'If at any time during the term of this Lease, the said premises shall be destroyed by fire, by the elements, by earthquake, or any other inevitable casualty or be so damaged by fire, by [83 Ariz. 64] the elements, by earthquake, or any other inevitable casualty that the said premises cannot be repaired or restored within one hundred fifty working days from the date of such damage, this Lease, shall at the option of either party, become terminated and rights hereunder shall cease nd terminate and the Tenant shall be entitled to be reimbursed for all rents paid in advance. The Tenant agrees to give the said Landlord access to the leased premises so that the necessary repairs may be resumed without delay, and it is distinctly understood that the above mentioned 150 working days shall not include such time as the premises may be inaccessible for repairs.'
They further agree that the question of the allowance of attorney's fees under the provisions of the lease, under the circumstances, depends upon the interpretation given to the following clause therein:

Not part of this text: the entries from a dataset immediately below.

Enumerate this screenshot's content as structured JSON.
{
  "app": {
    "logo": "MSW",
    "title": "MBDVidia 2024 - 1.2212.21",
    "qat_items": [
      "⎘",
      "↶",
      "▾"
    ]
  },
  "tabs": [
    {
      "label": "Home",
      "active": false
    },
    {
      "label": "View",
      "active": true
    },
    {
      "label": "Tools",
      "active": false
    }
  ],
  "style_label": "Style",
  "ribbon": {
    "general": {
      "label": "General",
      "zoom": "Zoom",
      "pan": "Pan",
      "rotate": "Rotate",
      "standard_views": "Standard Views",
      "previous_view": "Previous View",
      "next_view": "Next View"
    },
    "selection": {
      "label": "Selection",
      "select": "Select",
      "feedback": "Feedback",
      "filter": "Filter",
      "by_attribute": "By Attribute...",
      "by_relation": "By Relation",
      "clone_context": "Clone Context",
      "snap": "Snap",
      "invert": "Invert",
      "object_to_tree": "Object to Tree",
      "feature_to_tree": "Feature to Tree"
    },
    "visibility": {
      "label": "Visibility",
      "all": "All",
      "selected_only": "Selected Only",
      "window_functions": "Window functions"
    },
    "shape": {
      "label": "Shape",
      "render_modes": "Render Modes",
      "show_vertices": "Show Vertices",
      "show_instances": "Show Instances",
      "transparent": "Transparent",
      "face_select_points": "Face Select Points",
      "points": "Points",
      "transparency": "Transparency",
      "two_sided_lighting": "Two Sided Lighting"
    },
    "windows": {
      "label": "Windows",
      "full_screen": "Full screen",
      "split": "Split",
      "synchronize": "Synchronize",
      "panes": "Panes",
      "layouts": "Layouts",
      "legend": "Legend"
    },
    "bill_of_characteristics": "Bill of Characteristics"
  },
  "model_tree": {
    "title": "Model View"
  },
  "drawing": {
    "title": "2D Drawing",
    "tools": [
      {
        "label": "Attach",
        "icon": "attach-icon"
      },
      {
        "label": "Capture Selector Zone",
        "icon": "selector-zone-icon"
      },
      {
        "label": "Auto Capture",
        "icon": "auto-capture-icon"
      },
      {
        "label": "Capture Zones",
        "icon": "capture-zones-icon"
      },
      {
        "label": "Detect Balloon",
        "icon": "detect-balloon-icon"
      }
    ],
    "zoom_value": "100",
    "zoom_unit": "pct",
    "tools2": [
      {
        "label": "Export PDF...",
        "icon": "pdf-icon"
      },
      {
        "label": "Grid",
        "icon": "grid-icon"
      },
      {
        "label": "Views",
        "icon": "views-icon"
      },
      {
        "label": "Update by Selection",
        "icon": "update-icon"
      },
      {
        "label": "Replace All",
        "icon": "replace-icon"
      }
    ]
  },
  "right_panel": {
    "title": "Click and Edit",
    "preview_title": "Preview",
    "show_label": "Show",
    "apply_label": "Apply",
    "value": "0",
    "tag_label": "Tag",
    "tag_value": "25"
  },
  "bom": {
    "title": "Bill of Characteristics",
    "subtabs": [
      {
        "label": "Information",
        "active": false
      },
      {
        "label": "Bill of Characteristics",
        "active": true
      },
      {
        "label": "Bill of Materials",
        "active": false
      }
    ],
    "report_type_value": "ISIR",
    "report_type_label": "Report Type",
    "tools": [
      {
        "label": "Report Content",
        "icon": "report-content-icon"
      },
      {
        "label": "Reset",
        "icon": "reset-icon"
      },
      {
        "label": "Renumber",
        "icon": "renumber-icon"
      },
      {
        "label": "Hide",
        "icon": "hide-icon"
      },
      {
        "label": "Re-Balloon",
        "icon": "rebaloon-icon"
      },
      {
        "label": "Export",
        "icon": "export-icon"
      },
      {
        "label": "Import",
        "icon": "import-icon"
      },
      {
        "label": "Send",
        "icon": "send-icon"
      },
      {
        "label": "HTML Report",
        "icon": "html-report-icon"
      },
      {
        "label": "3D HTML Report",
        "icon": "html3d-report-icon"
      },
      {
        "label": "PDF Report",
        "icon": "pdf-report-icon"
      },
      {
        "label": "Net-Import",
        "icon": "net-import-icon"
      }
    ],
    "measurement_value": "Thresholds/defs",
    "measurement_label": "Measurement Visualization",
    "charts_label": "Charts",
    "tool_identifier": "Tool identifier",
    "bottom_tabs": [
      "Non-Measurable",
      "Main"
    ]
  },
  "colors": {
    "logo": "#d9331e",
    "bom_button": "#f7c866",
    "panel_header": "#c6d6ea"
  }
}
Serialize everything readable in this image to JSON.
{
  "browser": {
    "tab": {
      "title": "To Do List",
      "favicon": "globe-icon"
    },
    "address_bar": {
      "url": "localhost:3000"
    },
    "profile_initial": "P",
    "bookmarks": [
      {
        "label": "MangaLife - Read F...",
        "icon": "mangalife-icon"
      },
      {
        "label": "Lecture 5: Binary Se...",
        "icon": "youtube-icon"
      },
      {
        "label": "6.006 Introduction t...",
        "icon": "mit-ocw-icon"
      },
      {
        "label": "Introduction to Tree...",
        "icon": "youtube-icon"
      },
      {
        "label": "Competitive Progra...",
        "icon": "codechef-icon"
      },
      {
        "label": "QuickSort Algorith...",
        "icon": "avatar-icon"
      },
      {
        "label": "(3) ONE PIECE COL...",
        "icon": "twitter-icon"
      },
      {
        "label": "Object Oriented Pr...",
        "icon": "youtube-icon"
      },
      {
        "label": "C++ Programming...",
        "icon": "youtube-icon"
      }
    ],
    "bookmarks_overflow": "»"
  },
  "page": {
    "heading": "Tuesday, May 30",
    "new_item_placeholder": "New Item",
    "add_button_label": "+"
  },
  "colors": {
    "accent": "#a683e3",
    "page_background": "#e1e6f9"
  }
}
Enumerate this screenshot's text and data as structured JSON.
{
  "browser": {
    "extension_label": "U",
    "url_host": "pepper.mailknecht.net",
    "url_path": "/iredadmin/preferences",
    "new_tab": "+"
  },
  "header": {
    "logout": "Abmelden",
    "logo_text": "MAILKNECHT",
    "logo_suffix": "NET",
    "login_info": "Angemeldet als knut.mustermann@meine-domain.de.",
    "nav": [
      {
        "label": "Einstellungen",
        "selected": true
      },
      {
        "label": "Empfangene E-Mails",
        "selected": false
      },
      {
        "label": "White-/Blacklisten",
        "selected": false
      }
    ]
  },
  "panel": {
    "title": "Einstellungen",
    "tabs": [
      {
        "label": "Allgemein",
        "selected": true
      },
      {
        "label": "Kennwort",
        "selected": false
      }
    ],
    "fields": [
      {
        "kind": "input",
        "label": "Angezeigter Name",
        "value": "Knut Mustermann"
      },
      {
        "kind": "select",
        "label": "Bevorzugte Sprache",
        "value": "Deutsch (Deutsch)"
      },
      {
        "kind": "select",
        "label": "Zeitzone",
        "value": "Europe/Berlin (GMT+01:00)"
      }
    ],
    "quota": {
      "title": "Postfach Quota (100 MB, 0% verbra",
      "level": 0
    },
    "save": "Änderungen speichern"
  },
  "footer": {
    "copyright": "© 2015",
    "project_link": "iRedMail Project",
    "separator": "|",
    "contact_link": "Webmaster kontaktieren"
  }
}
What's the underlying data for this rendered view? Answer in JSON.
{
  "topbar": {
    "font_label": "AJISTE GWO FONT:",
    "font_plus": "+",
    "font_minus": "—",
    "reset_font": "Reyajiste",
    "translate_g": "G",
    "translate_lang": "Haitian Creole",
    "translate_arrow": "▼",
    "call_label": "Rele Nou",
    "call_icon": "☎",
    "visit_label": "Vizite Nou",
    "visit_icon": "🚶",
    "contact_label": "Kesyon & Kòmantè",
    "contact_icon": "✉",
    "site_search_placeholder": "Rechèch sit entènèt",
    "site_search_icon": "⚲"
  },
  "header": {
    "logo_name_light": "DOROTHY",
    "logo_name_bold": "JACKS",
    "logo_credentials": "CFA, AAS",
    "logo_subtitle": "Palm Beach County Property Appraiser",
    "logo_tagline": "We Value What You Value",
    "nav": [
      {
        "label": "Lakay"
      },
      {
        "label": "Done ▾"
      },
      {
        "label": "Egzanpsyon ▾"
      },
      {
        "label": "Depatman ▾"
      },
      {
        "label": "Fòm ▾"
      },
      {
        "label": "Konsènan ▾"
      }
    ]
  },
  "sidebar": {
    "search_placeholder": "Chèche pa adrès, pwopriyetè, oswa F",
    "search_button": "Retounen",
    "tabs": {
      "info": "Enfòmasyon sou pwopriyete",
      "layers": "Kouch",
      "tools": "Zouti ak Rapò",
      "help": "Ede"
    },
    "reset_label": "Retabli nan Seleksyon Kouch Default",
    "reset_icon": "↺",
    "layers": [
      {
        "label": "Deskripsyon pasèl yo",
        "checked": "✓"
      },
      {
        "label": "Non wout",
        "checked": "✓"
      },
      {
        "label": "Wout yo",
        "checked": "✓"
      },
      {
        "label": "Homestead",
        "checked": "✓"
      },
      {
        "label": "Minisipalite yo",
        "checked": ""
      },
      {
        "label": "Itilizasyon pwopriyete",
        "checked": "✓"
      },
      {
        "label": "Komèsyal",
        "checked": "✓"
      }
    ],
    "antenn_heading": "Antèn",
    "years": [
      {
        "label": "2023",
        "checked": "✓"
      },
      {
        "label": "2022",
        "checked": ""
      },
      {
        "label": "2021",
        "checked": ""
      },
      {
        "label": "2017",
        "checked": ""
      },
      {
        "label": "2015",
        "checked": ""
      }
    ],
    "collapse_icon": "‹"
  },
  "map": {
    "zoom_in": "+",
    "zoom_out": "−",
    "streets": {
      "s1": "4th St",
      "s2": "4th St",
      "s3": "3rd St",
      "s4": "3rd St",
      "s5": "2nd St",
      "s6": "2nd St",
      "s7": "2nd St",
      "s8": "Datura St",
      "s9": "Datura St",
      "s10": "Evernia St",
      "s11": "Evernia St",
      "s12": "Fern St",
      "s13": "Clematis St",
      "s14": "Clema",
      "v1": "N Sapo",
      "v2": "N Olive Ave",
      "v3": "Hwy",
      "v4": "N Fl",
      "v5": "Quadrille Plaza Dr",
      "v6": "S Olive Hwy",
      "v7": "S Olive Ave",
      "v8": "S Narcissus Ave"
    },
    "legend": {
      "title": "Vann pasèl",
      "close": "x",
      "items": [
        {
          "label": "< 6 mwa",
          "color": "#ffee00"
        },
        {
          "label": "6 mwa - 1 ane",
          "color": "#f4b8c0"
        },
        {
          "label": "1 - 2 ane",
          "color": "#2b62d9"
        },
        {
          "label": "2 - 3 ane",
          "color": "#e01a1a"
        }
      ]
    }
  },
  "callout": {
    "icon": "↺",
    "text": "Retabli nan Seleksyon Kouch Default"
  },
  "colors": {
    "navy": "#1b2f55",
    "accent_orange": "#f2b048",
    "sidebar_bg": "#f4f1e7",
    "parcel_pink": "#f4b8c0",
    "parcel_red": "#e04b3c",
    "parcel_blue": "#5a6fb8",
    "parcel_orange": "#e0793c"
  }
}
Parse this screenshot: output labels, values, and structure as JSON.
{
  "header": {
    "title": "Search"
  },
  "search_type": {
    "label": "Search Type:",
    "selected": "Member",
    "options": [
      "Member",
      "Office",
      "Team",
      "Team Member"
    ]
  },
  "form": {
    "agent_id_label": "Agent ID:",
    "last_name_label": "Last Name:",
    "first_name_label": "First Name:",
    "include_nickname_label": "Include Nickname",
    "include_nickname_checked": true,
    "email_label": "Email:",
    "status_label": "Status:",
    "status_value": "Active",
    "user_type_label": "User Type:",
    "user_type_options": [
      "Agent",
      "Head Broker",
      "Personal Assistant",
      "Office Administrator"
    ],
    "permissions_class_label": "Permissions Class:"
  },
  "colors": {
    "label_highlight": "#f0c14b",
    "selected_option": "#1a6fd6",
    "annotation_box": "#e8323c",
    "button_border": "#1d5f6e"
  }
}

'Should suit be brought by the Landlord to enforce payment or to recover on any of the other terms and conditions contained in this Lease, or should the Landlord engage an attorney because of any default or violation made by the Tenant, then the Tenant agrees to pay for all attorney's fees and all costs caused by the Tenant in connection with such default and/or violation or violations.'
Both plaintiffs and defendants filed motions for summary judgment on the complaint and answer, and defendants filed a notion for summary judgment on the cross-complaint for the recovery of $200 advance rent paid by defendants to plaintiffs, October 15, 1952, for the month of September 15 to October 15, 1957. The court denied both of defendants' motions and granted plaintiffs' motion and rendered its judgment accordingly with findings of fact.
Defendants' first assignment of error rests upon the claim that the court misinterpreted the clause of the lease first above set forth. They claim that the language used therein is susceptible of but one construction and that is, upon a total destruction of the building by fire, the lease may, at the option of either party, be terminated immediately. We are unable to agree with this interpretation. The material portion of that clause when the surplus verbiage is eliminated, states in clear and concise language that:
'If at any time during the term of this Lease, the said premises shall be destroyed by fire * * * or be so damaged by fire, by the elements, by earthquake, or any other inevitable casualty that the ...